The Court ignored the thorny issue of the effect of the contract offer on the claim. The Court was interested in principle, and goodness does it set out clear principles. It noted that the employer had benefitted from Mr King not taking his leave, that it was irrelevant that the employer considered wrongly that Mr King was not entitled to annual leave and that an employer who does not allow a worker to take annual leave must bear the consequences. The tone of those observations signaled, clearly, the way in which the Court was leaning. The Court of Justice, in a short and pithy judgment holds that:
– EU law requires that a worker knows that he is going to be paid before he takes leave; and
– A worker can carry over and accumulate such untaken leave until the end of the employment relationship.
So, on the face of it, workers can claim leave forever and a day if their employer has denied them that right or not admitted that they are workers. People have pointed to Uber where 40,000 drivers may be able to claim if they have worker status. The stakes in that litigation have just got considerably higher as they have for thousands of businesses and tens of thousands of workers.
This decision only applies to the 20 days of “euro-leave” and not to the additional 8 days under Regulation 13A of the Working Time Regulations. However, lawyers, employers and workers should not think that the comparatively restrictive interpretation of “worker” as set out in our domestic law applies to holiday pay. For working time cases the long held EU inclusive definition applies as can be seen from Fenoll v Centre d’aide par le travail “La Jouvene”. That is, the concept of a “worker” has an autonomous meaning specific to EU law and includes:
…any person who pursues real, genuine activities, to the exclusion of activities on such a small scale as to be regarded as purely marginal and ancillary, must be regarded as a “worker”.
This test should apply to all working time cases which stem from the Working Time Directive.
When Lord Reed referred to the Rule of Law that workers should be able to enforce their rights, there can be no better example than working time holiday pay cases. They died under the fees regime. They are back and the Court of Justice has emphatically restated the importance of that right and how employers cannot trade on taking advantage of workers and hoping to avoid their obligations.
Clearly, the decision shines a bright light on whether The Deduction from Wages (Limitation) Regulations 2014 breaches the twin EU principles of equivalence and effectiveness. It is surprising that the Regulations have not been challenged before. Perhaps they will now. Further Bear Scotland and its series of deductions decision that stopped an unlawful deductions claim wherever there was a longer than 3 month gap is open to challenge – although the mechanism under King will be directly under Reg 30 of the Working Time Regulations so it may be more the destination being reached by a different route. Neither the Regulations, nor that decision can withstand the decision in King for cases involving holiday which is not taken because it was not paid. However, King may be the crowbar for lawyers to argue that, in the case of underpaid holiday rather than non-paid, the same principle applies and both the Regulations and Bear Scotland breach equivalence and effectiveness. I certainly won’t mourn Regulations brought in obviously to stop workers exercising EU rights similarly to the way in which they exercise UK contractual rights.

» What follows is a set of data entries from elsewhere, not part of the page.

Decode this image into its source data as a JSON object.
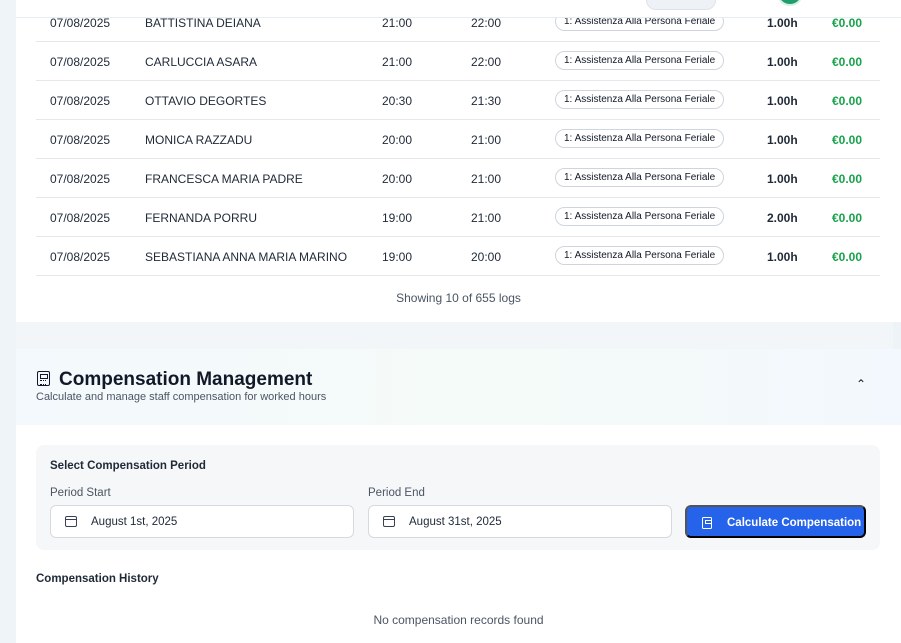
{
  "logs": {
    "rows": [
      {
        "date": "07/08/2025",
        "name": "BATTISTINA DEIANA",
        "start": "21:00",
        "end": "22:00",
        "type": "1: Assistenza Alla Persona Feriale",
        "hours": "1.00h",
        "amount": "€0.00"
      },
      {
        "date": "07/08/2025",
        "name": "CARLUCCIA ASARA",
        "start": "21:00",
        "end": "22:00",
        "type": "1: Assistenza Alla Persona Feriale",
        "hours": "1.00h",
        "amount": "€0.00"
      },
      {
        "date": "07/08/2025",
        "name": "OTTAVIO DEGORTES",
        "start": "20:30",
        "end": "21:30",
        "type": "1: Assistenza Alla Persona Feriale",
        "hours": "1.00h",
        "amount": "€0.00"
      },
      {
        "date": "07/08/2025",
        "name": "MONICA RAZZADU",
        "start": "20:00",
        "end": "21:00",
        "type": "1: Assistenza Alla Persona Feriale",
        "hours": "1.00h",
        "amount": "€0.00"
      },
      {
        "date": "07/08/2025",
        "name": "FRANCESCA MARIA PADRE",
        "start": "20:00",
        "end": "21:00",
        "type": "1: Assistenza Alla Persona Feriale",
        "hours": "1.00h",
        "amount": "€0.00"
      },
      {
        "date": "07/08/2025",
        "name": "FERNANDA PORRU",
        "start": "19:00",
        "end": "21:00",
        "type": "1: Assistenza Alla Persona Feriale",
        "hours": "2.00h",
        "amount": "€0.00"
      },
      {
        "date": "07/08/2025",
        "name": "SEBASTIANA ANNA MARIA MARINO",
        "start": "19:00",
        "end": "20:00",
        "type": "1: Assistenza Alla Persona Feriale",
        "hours": "1.00h",
        "amount": "€0.00"
      }
    ],
    "showing": "Showing 10 of 655 logs"
  },
  "compensation": {
    "icon": "calculator-icon",
    "title": "Compensation Management",
    "subtitle": "Calculate and manage staff compensation for worked hours",
    "period": {
      "title": "Select Compensation Period",
      "start_label": "Period Start",
      "start_value": "August 1st, 2025",
      "end_label": "Period End",
      "end_value": "August 31st, 2025",
      "button_label": "Calculate Compensation"
    },
    "history_title": "Compensation History",
    "empty_text": "No compensation records found"
  },
  "colors": {
    "accent": "#2563eb",
    "amount": "#16a34a"
  }
}
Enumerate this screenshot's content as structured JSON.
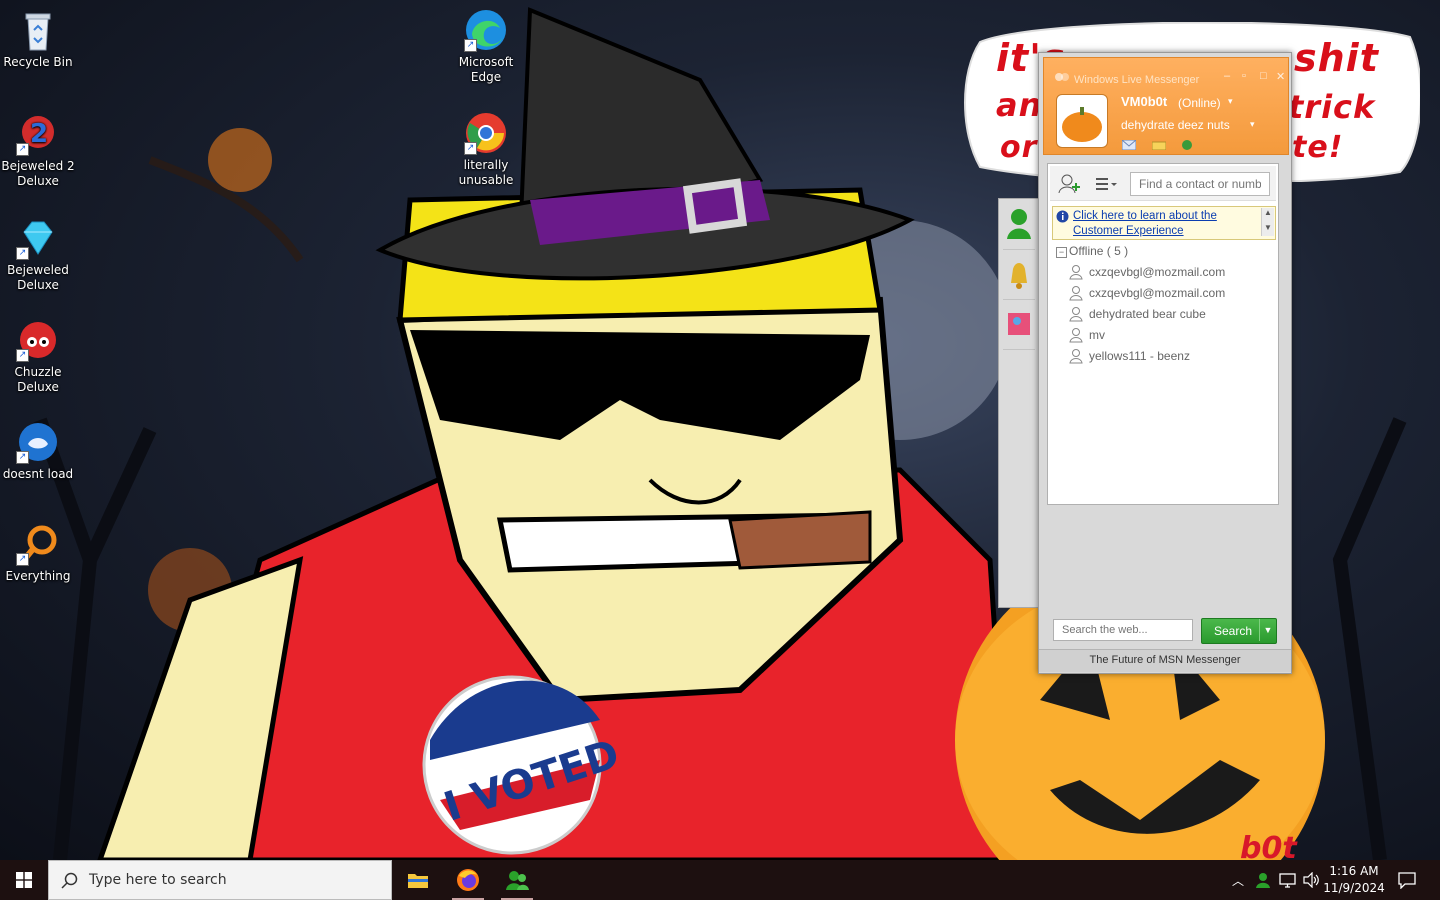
{
  "desktop": {
    "icons": [
      {
        "label": "Recycle Bin"
      },
      {
        "label": "Bejeweled 2 Deluxe"
      },
      {
        "label": "Bejeweled Deluxe"
      },
      {
        "label": "Chuzzle Deluxe"
      },
      {
        "label": "doesnt load"
      },
      {
        "label": "Everything"
      },
      {
        "label": "Microsoft Edge"
      },
      {
        "label": "literally unusable"
      }
    ],
    "bubble": {
      "words": [
        "it's",
        "shit",
        "an",
        "trick",
        "or",
        "te!"
      ]
    },
    "badge_text": "I VOTED",
    "signature": "b0t"
  },
  "messenger": {
    "title": "Windows Live Messenger",
    "username": "VM0b0t",
    "status": "(Online)",
    "personal_message": "dehydrate deez nuts",
    "find_placeholder": "Find a contact or number",
    "info_link": "Click here to learn about the Customer Experience",
    "group": "Offline ( 5 )",
    "contacts": [
      "cxzqevbgl@mozmail.com",
      "cxzqevbgl@mozmail.com",
      "dehydrated bear cube",
      "mv",
      "yellows111 - beenz"
    ],
    "web_search_placeholder": "Search the web...",
    "search_label": "Search",
    "footer": "The Future of MSN Messenger"
  },
  "taskbar": {
    "search_placeholder": "Type here to search",
    "time": "1:16 AM",
    "date": "11/9/2024"
  },
  "colors": {
    "messenger_orange": "#f49a3c",
    "taskbar": "#1d1010",
    "search_green": "#2a9a2e",
    "bubble_red": "#d90f1a"
  }
}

The true culprit, however, is not the businesses. It is the law. Businesses may have practised in the uncertain lands of the employment status. But, business will face huge bills that may threaten their survival or their model – that benefits no one. The culprit, as I have long said, is the uncertain domestic test for employment that creates all this doubt as to what a worker is and the fact that employers don’t seem to understand, perhaps because lawyers don’t, that the EU test for a worker is considerably more inclusive than the domestic test. For instance, there may be a different result for the Deliveroo riders who recently failed at the Central Arbitration Committee under Fenoll.
Whatever the position, the death of holiday pay litigation has been greatly exaggerated. My final plea is that if you are a lawyer reading this then one should explain to clients – Respondents or Claimants – the EU right to holiday pay means what it says.
29 November 2017